We moved swiftly into the Middle East to try to get something going there where we could bring about a reduction in tensions, and certainly the Camp David accords were a part of that. We opened up our relations with the People's Republic of China. We vastly improved relations throughout Asia and the Pacific -- among other things a permanent base in the Philippines
From the very start we were realistic and showed our willingness to try detente, and we're still interested in detente, but at the same time fully appreciative of its difficulties and the need for deterrents.
What do you say to the charge that the President has sent out a signal of toughness to the Soviets, but because of his previous soft actions -- on Soviet troops in Cuba, for one -- there is little credibility in his words or actions now?
I don't think there's any evidence that we've been weak at all on the Cubans. We have been far more direct in public on Cuban involvement around the world. We've had considerable success in defeating the Cubans [in their bid for] a seat on the UN Security Council, where we helped lead the fight to block them....It comes in poor grace, it seems to me, for previous administrations that didn't even discover the presence of Soviet troops in Cuba to be critical of this administration, which did discover it and then move to insist on restraints and limitations there.
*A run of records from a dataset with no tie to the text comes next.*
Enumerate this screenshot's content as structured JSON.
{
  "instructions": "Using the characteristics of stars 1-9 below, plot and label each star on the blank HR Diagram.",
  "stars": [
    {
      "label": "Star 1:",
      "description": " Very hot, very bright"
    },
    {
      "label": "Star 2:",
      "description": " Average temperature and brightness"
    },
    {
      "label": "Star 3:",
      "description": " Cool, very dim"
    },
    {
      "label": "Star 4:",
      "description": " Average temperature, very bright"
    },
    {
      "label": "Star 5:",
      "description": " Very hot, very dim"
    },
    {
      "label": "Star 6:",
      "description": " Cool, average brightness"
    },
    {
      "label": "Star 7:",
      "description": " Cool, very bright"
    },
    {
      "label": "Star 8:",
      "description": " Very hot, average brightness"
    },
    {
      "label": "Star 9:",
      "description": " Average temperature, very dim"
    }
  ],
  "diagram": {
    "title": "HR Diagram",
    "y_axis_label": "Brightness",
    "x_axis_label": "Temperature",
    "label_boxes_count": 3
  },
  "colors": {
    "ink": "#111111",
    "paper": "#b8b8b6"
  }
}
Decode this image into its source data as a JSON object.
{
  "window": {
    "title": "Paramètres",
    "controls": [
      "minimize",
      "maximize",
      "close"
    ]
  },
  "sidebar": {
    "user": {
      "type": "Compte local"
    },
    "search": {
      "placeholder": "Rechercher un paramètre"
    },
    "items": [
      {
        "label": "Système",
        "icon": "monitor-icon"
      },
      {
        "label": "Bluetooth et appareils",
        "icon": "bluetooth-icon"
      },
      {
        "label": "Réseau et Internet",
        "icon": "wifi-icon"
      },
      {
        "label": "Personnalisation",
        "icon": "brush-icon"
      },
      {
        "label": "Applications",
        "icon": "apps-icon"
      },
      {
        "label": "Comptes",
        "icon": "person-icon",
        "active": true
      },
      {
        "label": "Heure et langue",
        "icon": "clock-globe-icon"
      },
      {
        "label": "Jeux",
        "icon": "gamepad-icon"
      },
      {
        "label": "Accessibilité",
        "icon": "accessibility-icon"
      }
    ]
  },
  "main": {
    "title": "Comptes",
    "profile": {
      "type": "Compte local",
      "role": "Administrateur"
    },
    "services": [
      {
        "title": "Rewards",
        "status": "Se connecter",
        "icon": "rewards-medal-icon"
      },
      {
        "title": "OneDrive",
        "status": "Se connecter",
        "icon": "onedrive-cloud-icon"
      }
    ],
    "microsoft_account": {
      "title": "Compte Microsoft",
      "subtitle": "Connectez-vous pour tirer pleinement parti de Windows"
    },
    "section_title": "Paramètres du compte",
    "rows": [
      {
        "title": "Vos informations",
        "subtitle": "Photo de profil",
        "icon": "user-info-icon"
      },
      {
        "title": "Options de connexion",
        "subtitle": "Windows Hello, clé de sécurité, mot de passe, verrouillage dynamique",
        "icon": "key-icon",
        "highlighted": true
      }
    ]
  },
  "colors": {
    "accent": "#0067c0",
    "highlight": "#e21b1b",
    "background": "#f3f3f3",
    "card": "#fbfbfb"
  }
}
Of course, just as with the Soviet Union, we've tried to get a basis for a reduced tensions with the Cubans, but it had to be based on different performance on their part....At no time have we done anything but keep the pressure on the Cubans to stop their international interventionism.
Some people are expressing anxiety that the President's drawing of a line in the Persian Gulf has to involve the nuclear threat.
I think the test of leadership was recently when the President took the tough step on the grain embargo, some of the other steps....All these people [who] have used hard adjectives have been remarkably reluctant to do anything that involves sacrifice and toughness. That was a good test and the President stood up well under it and the American people responded to that strength, as well as his leadership on the Olympic issue and the rest.
The best way to invite an absolutely fundamental challenge to the US as well as the security of the rest of the civilized world would be to leave doubts in the mind of the Soviet Union about the danger of any efforts on their part in Iran or Pakistan or the Middle East, the Persian Gulf. This could be catastrophic if they were to get in that position. The President drew a hard line there, and in so doing enhanced the possibility that conflict would not ensue. If doubt were left then they might be encouraged to do something like they've done in Afghanistan. . . . The Russians can be under no doubt whatsoever about our intentions there. We're moving rapidly to develop an expanded presence in a conventional sense in southwest Asia, in the Indian Ocean , in the Persian Gulf, in northern Africa, through the rapid-deployment forces and the rest. All of this is designed to make our challenge credible and to deter the Russians and to make less likely any threat or use of that kind.